▶ _DIRECTIONS FOR THIS TASK_
The full listing, word for word and free of images, is the expected result.

--- SUPPLIED INFORMATION ---

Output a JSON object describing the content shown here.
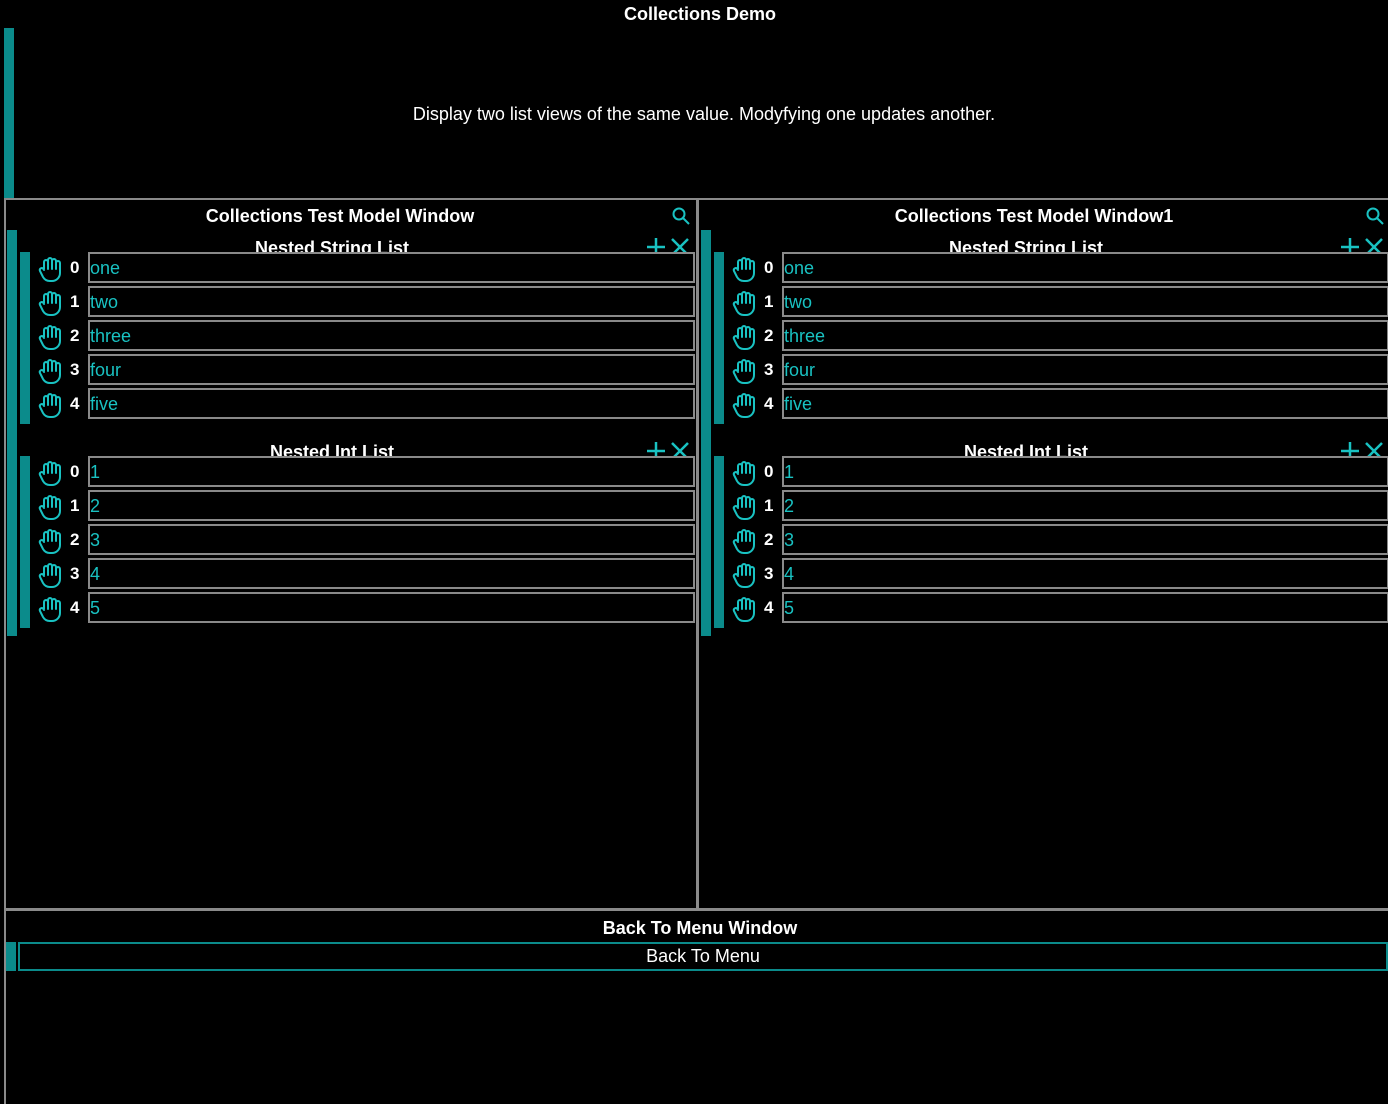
{
  "app": {
    "title": "Collections Demo",
    "description": "Display two list views of the same value. Modyfying one updates another."
  },
  "panels": [
    {
      "title": "Collections Test Model  Window",
      "string_list": {
        "title": "Nested String List",
        "items": [
          {
            "index": "0",
            "value": "one"
          },
          {
            "index": "1",
            "value": "two"
          },
          {
            "index": "2",
            "value": "three"
          },
          {
            "index": "3",
            "value": "four"
          },
          {
            "index": "4",
            "value": "five"
          }
        ]
      },
      "int_list": {
        "title": "Nested Int List",
        "items": [
          {
            "index": "0",
            "value": "1"
          },
          {
            "index": "1",
            "value": "2"
          },
          {
            "index": "2",
            "value": "3"
          },
          {
            "index": "3",
            "value": "4"
          },
          {
            "index": "4",
            "value": "5"
          }
        ]
      }
    },
    {
      "title": "Collections Test Model  Window1",
      "string_list": {
        "title": "Nested String List",
        "items": [
          {
            "index": "0",
            "value": "one"
          },
          {
            "index": "1",
            "value": "two"
          },
          {
            "index": "2",
            "value": "three"
          },
          {
            "index": "3",
            "value": "four"
          },
          {
            "index": "4",
            "value": "five"
          }
        ]
      },
      "int_list": {
        "title": "Nested Int List",
        "items": [
          {
            "index": "0",
            "value": "1"
          },
          {
            "index": "1",
            "value": "2"
          },
          {
            "index": "2",
            "value": "3"
          },
          {
            "index": "3",
            "value": "4"
          },
          {
            "index": "4",
            "value": "5"
          }
        ]
      }
    }
  ],
  "back": {
    "title": "Back To Menu  Window",
    "button_label": "Back To Menu"
  },
  "icons": {
    "search": "search-icon",
    "add": "plus-icon",
    "remove": "close-icon",
    "drag": "hand-drag-icon"
  },
  "colors": {
    "accent": "#0b8b8b",
    "value_text": "#19c2c2",
    "border": "#8a8a8a",
    "background": "#000000"
  }
}
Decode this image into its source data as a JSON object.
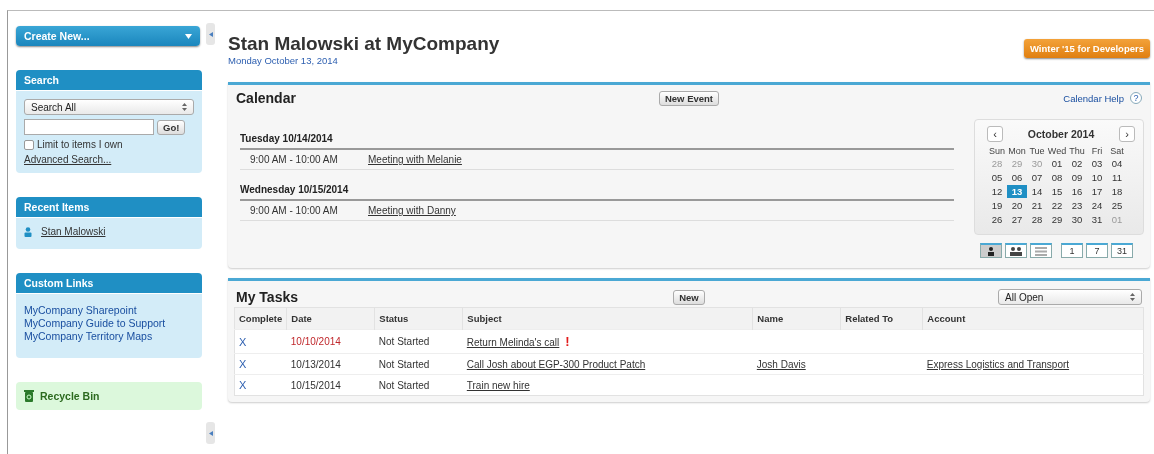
{
  "sidebar": {
    "create_new": "Create New...",
    "search": {
      "title": "Search",
      "scope": "Search All",
      "go": "Go!",
      "limit": {
        "label": "Limit to items I own",
        "checked": false
      },
      "advanced": "Advanced Search..."
    },
    "recent_items": {
      "title": "Recent Items",
      "items": [
        "Stan Malowski"
      ]
    },
    "custom_links": {
      "title": "Custom Links",
      "items": [
        "MyCompany Sharepoint",
        "MyCompany Guide to Support",
        "MyCompany Territory Maps"
      ]
    },
    "recycle_bin": "Recycle Bin"
  },
  "header": {
    "title": "Stan Malowski at MyCompany",
    "date": "Monday October 13, 2014",
    "promo": "Winter '15 for Developers"
  },
  "calendar": {
    "title": "Calendar",
    "new_event": "New Event",
    "help": "Calendar Help",
    "help_icon": "?",
    "days": [
      {
        "label": "Tuesday 10/14/2014",
        "events": [
          {
            "time": "9:00 AM - 10:00 AM",
            "subject": "Meeting with Melanie"
          }
        ]
      },
      {
        "label": "Wednesday 10/15/2014",
        "events": [
          {
            "time": "9:00 AM - 10:00 AM",
            "subject": "Meeting with Danny"
          }
        ]
      }
    ],
    "mini": {
      "month": "October 2014",
      "prev": "‹",
      "next": "›",
      "weekdays": [
        "Sun",
        "Mon",
        "Tue",
        "Wed",
        "Thu",
        "Fri",
        "Sat"
      ],
      "dates": [
        {
          "d": "28",
          "other": true,
          "selected": false
        },
        {
          "d": "29",
          "other": true,
          "selected": false
        },
        {
          "d": "30",
          "other": true,
          "selected": false
        },
        {
          "d": "01",
          "other": false,
          "selected": false
        },
        {
          "d": "02",
          "other": false,
          "selected": false
        },
        {
          "d": "03",
          "other": false,
          "selected": false
        },
        {
          "d": "04",
          "other": false,
          "selected": false
        },
        {
          "d": "05",
          "other": false,
          "selected": false
        },
        {
          "d": "06",
          "other": false,
          "selected": false
        },
        {
          "d": "07",
          "other": false,
          "selected": false
        },
        {
          "d": "08",
          "other": false,
          "selected": false
        },
        {
          "d": "09",
          "other": false,
          "selected": false
        },
        {
          "d": "10",
          "other": false,
          "selected": false
        },
        {
          "d": "11",
          "other": false,
          "selected": false
        },
        {
          "d": "12",
          "other": false,
          "selected": false
        },
        {
          "d": "13",
          "other": false,
          "selected": true
        },
        {
          "d": "14",
          "other": false,
          "selected": false
        },
        {
          "d": "15",
          "other": false,
          "selected": false
        },
        {
          "d": "16",
          "other": false,
          "selected": false
        },
        {
          "d": "17",
          "other": false,
          "selected": false
        },
        {
          "d": "18",
          "other": false,
          "selected": false
        },
        {
          "d": "19",
          "other": false,
          "selected": false
        },
        {
          "d": "20",
          "other": false,
          "selected": false
        },
        {
          "d": "21",
          "other": false,
          "selected": false
        },
        {
          "d": "22",
          "other": false,
          "selected": false
        },
        {
          "d": "23",
          "other": false,
          "selected": false
        },
        {
          "d": "24",
          "other": false,
          "selected": false
        },
        {
          "d": "25",
          "other": false,
          "selected": false
        },
        {
          "d": "26",
          "other": false,
          "selected": false
        },
        {
          "d": "27",
          "other": false,
          "selected": false
        },
        {
          "d": "28",
          "other": false,
          "selected": false
        },
        {
          "d": "29",
          "other": false,
          "selected": false
        },
        {
          "d": "30",
          "other": false,
          "selected": false
        },
        {
          "d": "31",
          "other": false,
          "selected": false
        },
        {
          "d": "01",
          "other": true,
          "selected": false
        }
      ]
    },
    "views": [
      {
        "kind": "single",
        "selected": true
      },
      {
        "kind": "multi",
        "selected": false
      },
      {
        "kind": "list",
        "selected": false
      },
      {
        "kind": "text",
        "label": "1",
        "selected": false
      },
      {
        "kind": "text",
        "label": "7",
        "selected": false
      },
      {
        "kind": "text",
        "label": "31",
        "selected": false
      }
    ]
  },
  "tasks": {
    "title": "My Tasks",
    "new": "New",
    "filter": "All Open",
    "columns": [
      "Complete",
      "Date",
      "Status",
      "Subject",
      "Name",
      "Related To",
      "Account"
    ],
    "rows": [
      {
        "complete": "X",
        "date": "10/10/2014",
        "overdue": true,
        "status": "Not Started",
        "subject": "Return Melinda's call",
        "flag": "!"
      },
      {
        "complete": "X",
        "date": "10/13/2014",
        "overdue": false,
        "status": "Not Started",
        "subject": "Call Josh about EGP-300 Product Patch",
        "name": "Josh Davis",
        "account": "Express Logistics and Transport"
      },
      {
        "complete": "X",
        "date": "10/15/2014",
        "overdue": false,
        "status": "Not Started",
        "subject": "Train new hire"
      }
    ]
  }
}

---

▶ _TASK RESPONSE_
Output a JSON object describing the content shown here.
{
  "app": {
    "title": "Collections Demo",
    "description": "Display two list views of the same value. Modyfying one updates another."
  },
  "panels": [
    {
      "title": "Collections Test Model  Window",
      "string_list": {
        "title": "Nested String List",
        "items": [
          {
            "index": "0",
            "value": "one"
          },
          {
            "index": "1",
            "value": "two"
          },
          {
            "index": "2",
            "value": "three"
          },
          {
            "index": "3",
            "value": "four"
          },
          {
            "index": "4",
            "value": "five"
          }
        ]
      },
      "int_list": {
        "title": "Nested Int List",
        "items": [
          {
            "index": "0",
            "value": "1"
          },
          {
            "index": "1",
            "value": "2"
          },
          {
            "index": "2",
            "value": "3"
          },
          {
            "index": "3",
            "value": "4"
          },
          {
            "index": "4",
            "value": "5"
          }
        ]
      }
    },
    {
      "title": "Collections Test Model  Window1",
      "string_list": {
        "title": "Nested String List",
        "items": [
          {
            "index": "0",
            "value": "one"
          },
          {
            "index": "1",
            "value": "two"
          },
          {
            "index": "2",
            "value": "three"
          },
          {
            "index": "3",
            "value": "four"
          },
          {
            "index": "4",
            "value": "five"
          }
        ]
      },
      "int_list": {
        "title": "Nested Int List",
        "items": [
          {
            "index": "0",
            "value": "1"
          },
          {
            "index": "1",
            "value": "2"
          },
          {
            "index": "2",
            "value": "3"
          },
          {
            "index": "3",
            "value": "4"
          },
          {
            "index": "4",
            "value": "5"
          }
        ]
      }
    }
  ],
  "back": {
    "title": "Back To Menu  Window",
    "button_label": "Back To Menu"
  },
  "icons": {
    "search": "search-icon",
    "add": "plus-icon",
    "remove": "close-icon",
    "drag": "hand-drag-icon"
  },
  "colors": {
    "accent": "#0b8b8b",
    "value_text": "#19c2c2",
    "border": "#8a8a8a",
    "background": "#000000"
  }
}
Decode this image into its source data as a JSON object.
{
  "sidebar": {
    "create_new": "Create New...",
    "search": {
      "title": "Search",
      "scope": "Search All",
      "go": "Go!",
      "limit": {
        "label": "Limit to items I own",
        "checked": false
      },
      "advanced": "Advanced Search..."
    },
    "recent_items": {
      "title": "Recent Items",
      "items": [
        "Stan Malowski"
      ]
    },
    "custom_links": {
      "title": "Custom Links",
      "items": [
        "MyCompany Sharepoint",
        "MyCompany Guide to Support",
        "MyCompany Territory Maps"
      ]
    },
    "recycle_bin": "Recycle Bin"
  },
  "header": {
    "title": "Stan Malowski at MyCompany",
    "date": "Monday October 13, 2014",
    "promo": "Winter '15 for Developers"
  },
  "calendar": {
    "title": "Calendar",
    "new_event": "New Event",
    "help": "Calendar Help",
    "help_icon": "?",
    "days": [
      {
        "label": "Tuesday 10/14/2014",
        "events": [
          {
            "time": "9:00 AM - 10:00 AM",
            "subject": "Meeting with Melanie"
          }
        ]
      },
      {
        "label": "Wednesday 10/15/2014",
        "events": [
          {
            "time": "9:00 AM - 10:00 AM",
            "subject": "Meeting with Danny"
          }
        ]
      }
    ],
    "mini": {
      "month": "October 2014",
      "prev": "‹",
      "next": "›",
      "weekdays": [
        "Sun",
        "Mon",
        "Tue",
        "Wed",
        "Thu",
        "Fri",
        "Sat"
      ],
      "dates": [
        {
          "d": "28",
          "other": true,
          "selected": false
        },
        {
          "d": "29",
          "other": true,
          "selected": false
        },
        {
          "d": "30",
          "other": true,
          "selected": false
        },
        {
          "d": "01",
          "other": false,
          "selected": false
        },
        {
          "d": "02",
          "other": false,
          "selected": false
        },
        {
          "d": "03",
          "other": false,
          "selected": false
        },
        {
          "d": "04",
          "other": false,
          "selected": false
        },
        {
          "d": "05",
          "other": false,
          "selected": false
        },
        {
          "d": "06",
          "other": false,
          "selected": false
        },
        {
          "d": "07",
          "other": false,
          "selected": false
        },
        {
          "d": "08",
          "other": false,
          "selected": false
        },
        {
          "d": "09",
          "other": false,
          "selected": false
        },
        {
          "d": "10",
          "other": false,
          "selected": false
        },
        {
          "d": "11",
          "other": false,
          "selected": false
        },
        {
          "d": "12",
          "other": false,
          "selected": false
        },
        {
          "d": "13",
          "other": false,
          "selected": true
        },
        {
          "d": "14",
          "other": false,
          "selected": false
        },
        {
          "d": "15",
          "other": false,
          "selected": false
        },
        {
          "d": "16",
          "other": false,
          "selected": false
        },
        {
          "d": "17",
          "other": false,
          "selected": false
        },
        {
          "d": "18",
          "other": false,
          "selected": false
        },
        {
          "d": "19",
          "other": false,
          "selected": false
        },
        {
          "d": "20",
          "other": false,
          "selected": false
        },
        {
          "d": "21",
          "other": false,
          "selected": false
        },
        {
          "d": "22",
          "other": false,
          "selected": false
        },
        {
          "d": "23",
          "other": false,
          "selected": false
        },
        {
          "d": "24",
          "other": false,
          "selected": false
        },
        {
          "d": "25",
          "other": false,
          "selected": false
        },
        {
          "d": "26",
          "other": false,
          "selected": false
        },
        {
          "d": "27",
          "other": false,
          "selected": false
        },
        {
          "d": "28",
          "other": false,
          "selected": false
        },
        {
          "d": "29",
          "other": false,
          "selected": false
        },
        {
          "d": "30",
          "other": false,
          "selected": false
        },
        {
          "d": "31",
          "other": false,
          "selected": false
        },
        {
          "d": "01",
          "other": true,
          "selected": false
        }
      ]
    },
    "views": [
      {
        "kind": "single",
        "selected": true
      },
      {
        "kind": "multi",
        "selected": false
      },
      {
        "kind": "list",
        "selected": false
      },
      {
        "kind": "text",
        "label": "1",
        "selected": false
      },
      {
        "kind": "text",
        "label": "7",
        "selected": false
      },
      {
        "kind": "text",
        "label": "31",
        "selected": false
      }
    ]
  },
  "tasks": {
    "title": "My Tasks",
    "new": "New",
    "filter": "All Open",
    "columns": [
      "Complete",
      "Date",
      "Status",
      "Subject",
      "Name",
      "Related To",
      "Account"
    ],
    "rows": [
      {
        "complete": "X",
        "date": "10/10/2014",
        "overdue": true,
        "status": "Not Started",
        "subject": "Return Melinda's call",
        "flag": "!"
      },
      {
        "complete": "X",
        "date": "10/13/2014",
        "overdue": false,
        "status": "Not Started",
        "subject": "Call Josh about EGP-300 Product Patch",
        "name": "Josh Davis",
        "account": "Express Logistics and Transport"
      },
      {
        "complete": "X",
        "date": "10/15/2014",
        "overdue": false,
        "status": "Not Started",
        "subject": "Train new hire"
      }
    ]
  }
}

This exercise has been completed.